8. Cabaret or "Night-Club": Differed from a Dine-and-Dance restaurant in the presence of vaudeville style acts (chorus girls, acrobats, comedians, contortionists, exhibition dancers etc.) Guests alternated between dining, dancing and watching the show. Generally a rather expensive evening. Night clubs might be well-appointed, upscale restaurants or be less well appointed and found in questionable parts of town - though they could still cater to an upscale crowd. These included the "Black-and-Tan" clubs which catered to a racially mixed clientele. (For Hollywood depictions of quirky, themed night clubs, you can't beat the places frequented by Nick & Nora Charles in the "Thin Man" movies).

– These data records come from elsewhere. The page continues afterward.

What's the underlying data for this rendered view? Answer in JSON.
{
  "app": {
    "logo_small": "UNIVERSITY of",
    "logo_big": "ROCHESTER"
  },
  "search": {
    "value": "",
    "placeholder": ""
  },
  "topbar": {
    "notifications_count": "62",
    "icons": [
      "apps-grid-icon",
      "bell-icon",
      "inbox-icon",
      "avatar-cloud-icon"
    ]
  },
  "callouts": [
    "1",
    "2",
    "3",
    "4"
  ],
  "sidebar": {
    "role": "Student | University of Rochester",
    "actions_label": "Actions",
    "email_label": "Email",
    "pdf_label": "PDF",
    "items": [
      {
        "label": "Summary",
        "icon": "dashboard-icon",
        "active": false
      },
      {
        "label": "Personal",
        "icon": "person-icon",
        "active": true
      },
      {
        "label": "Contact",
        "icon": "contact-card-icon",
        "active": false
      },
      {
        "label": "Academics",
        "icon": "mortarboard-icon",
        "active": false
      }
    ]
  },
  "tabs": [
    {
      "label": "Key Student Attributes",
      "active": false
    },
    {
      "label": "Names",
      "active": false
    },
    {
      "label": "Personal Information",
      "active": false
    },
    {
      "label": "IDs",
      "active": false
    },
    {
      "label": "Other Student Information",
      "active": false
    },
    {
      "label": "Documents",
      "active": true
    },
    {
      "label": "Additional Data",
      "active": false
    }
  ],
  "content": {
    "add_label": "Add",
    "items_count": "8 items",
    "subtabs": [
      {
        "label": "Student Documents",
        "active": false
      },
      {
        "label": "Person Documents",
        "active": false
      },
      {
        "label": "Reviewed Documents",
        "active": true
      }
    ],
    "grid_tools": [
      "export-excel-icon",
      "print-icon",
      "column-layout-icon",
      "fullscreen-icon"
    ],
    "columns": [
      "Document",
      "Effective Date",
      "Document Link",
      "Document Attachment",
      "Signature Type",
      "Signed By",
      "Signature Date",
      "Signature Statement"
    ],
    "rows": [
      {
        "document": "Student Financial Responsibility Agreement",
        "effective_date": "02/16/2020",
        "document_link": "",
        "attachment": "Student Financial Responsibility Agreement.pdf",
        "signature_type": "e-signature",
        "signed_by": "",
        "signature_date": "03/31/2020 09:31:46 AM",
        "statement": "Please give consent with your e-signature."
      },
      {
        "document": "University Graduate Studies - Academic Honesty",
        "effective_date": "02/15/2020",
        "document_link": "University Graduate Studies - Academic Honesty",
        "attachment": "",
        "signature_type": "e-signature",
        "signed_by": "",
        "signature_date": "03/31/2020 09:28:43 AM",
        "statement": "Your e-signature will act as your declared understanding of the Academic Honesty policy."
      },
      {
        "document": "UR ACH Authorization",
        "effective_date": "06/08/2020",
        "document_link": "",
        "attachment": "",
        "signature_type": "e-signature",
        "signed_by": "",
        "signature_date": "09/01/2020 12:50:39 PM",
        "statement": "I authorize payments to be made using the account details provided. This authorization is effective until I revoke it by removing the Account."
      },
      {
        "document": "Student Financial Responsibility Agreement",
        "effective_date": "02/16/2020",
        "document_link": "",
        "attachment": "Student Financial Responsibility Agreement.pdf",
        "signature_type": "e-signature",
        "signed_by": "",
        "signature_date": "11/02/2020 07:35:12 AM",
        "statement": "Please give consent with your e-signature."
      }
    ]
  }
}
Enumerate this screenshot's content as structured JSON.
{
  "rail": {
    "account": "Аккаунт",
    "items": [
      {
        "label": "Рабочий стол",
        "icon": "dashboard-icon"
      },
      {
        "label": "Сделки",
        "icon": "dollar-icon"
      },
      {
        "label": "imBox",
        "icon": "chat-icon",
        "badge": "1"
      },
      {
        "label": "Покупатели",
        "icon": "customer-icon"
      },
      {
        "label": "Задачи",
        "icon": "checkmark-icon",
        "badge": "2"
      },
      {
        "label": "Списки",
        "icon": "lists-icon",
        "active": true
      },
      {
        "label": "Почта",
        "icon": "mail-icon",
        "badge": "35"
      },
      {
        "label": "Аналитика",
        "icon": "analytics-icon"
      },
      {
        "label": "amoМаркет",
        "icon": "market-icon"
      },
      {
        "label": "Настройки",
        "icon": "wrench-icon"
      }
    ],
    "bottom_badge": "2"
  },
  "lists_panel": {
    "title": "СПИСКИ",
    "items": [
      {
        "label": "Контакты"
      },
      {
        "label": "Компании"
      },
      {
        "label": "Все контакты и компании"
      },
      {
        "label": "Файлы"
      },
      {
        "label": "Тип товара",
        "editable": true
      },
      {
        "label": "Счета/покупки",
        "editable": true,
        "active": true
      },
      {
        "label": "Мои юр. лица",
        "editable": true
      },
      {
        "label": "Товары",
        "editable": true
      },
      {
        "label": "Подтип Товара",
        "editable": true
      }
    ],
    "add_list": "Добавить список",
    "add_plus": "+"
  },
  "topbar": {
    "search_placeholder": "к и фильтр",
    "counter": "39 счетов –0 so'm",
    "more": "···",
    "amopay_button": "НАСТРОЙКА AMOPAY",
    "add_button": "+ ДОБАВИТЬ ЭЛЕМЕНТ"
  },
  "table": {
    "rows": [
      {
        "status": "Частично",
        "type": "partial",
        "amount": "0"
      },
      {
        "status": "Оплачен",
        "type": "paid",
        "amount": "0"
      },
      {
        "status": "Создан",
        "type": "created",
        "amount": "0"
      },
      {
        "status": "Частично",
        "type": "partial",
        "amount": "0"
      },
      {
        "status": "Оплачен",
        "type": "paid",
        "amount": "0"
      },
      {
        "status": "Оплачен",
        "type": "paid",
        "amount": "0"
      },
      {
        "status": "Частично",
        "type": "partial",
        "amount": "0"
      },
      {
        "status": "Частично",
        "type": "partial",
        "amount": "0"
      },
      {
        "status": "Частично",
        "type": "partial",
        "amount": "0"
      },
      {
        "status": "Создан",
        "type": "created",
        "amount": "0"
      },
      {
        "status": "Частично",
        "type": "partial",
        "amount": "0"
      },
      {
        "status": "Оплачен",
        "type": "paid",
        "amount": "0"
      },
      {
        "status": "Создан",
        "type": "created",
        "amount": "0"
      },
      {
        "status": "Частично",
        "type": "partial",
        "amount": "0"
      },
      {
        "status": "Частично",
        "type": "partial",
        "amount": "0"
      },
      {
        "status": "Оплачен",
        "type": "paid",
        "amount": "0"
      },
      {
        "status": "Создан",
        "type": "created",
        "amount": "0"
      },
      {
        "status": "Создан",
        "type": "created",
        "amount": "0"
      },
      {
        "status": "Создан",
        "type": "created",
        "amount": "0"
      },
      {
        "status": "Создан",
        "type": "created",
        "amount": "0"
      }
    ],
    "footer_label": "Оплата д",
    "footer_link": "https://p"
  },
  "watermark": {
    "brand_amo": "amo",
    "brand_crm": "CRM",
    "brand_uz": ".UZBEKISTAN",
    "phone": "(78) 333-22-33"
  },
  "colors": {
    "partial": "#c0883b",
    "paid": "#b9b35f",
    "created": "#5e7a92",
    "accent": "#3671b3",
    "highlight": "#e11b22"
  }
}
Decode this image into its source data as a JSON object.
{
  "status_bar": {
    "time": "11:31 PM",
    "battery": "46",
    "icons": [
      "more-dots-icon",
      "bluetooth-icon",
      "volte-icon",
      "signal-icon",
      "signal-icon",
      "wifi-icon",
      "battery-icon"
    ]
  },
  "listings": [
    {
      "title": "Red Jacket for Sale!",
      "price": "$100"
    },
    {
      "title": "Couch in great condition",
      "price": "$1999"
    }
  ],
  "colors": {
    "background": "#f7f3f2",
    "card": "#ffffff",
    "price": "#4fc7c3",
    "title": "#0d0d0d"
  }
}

9. Dance Palace: A large well-appointed, privately owned facility which staged public dances - like the Avalon Casino Ballroom in Catalina. Dancing was the primary focus with food and other refreshments purely secondary. The clientele was heterogeneous. Prices could be comparatively high.
10. Dance Pavilion: A lightly built, simply furnished facility associated with places like amusement parks and fairs. Dances were seasonal and inexpensive and available to all social classes and frequently all races.
11. Road House: A facility outside the major cities which provided, in addition to to food and drink, music, dancing and possibly vaudeville entertainments. The quality of the place, the clientele and the prices could vary widely.
12. Rent Party: Especially in black communities a place for a semi-public social dance within the cramped confines of a private home. Guests made a donation to the host to help him meet the rent.
13. Pleasure Boat Dances: Excursion boats offered this as an additional feature. The Catalina Island ferries used to do this.
14. Dance Halls: These were the focus of the author's work, and he made the distinction between those which allowed women to pay a fee and enter (escorted or not) and those which were "closed" and only allowed male guests, who would then dance with the taxi-dancers, usually at "a dime a throw". Both types were in the less desirable parts of town and catered to the working class - though as with houses of prostitution, men of all social classes could be seen in such establishments.
Of all of these options, I think the taxi dance hall has the most to say about the place of dancing in Jazz Age society.
Lonely men of every age, class and ethnicity were paying women to dance an anonymous Foxtrot with them. The idea would just sound bizarre today, but in the Jazz Age, dancing was central to the way men and women connected with each other and to them, it made perfect sense.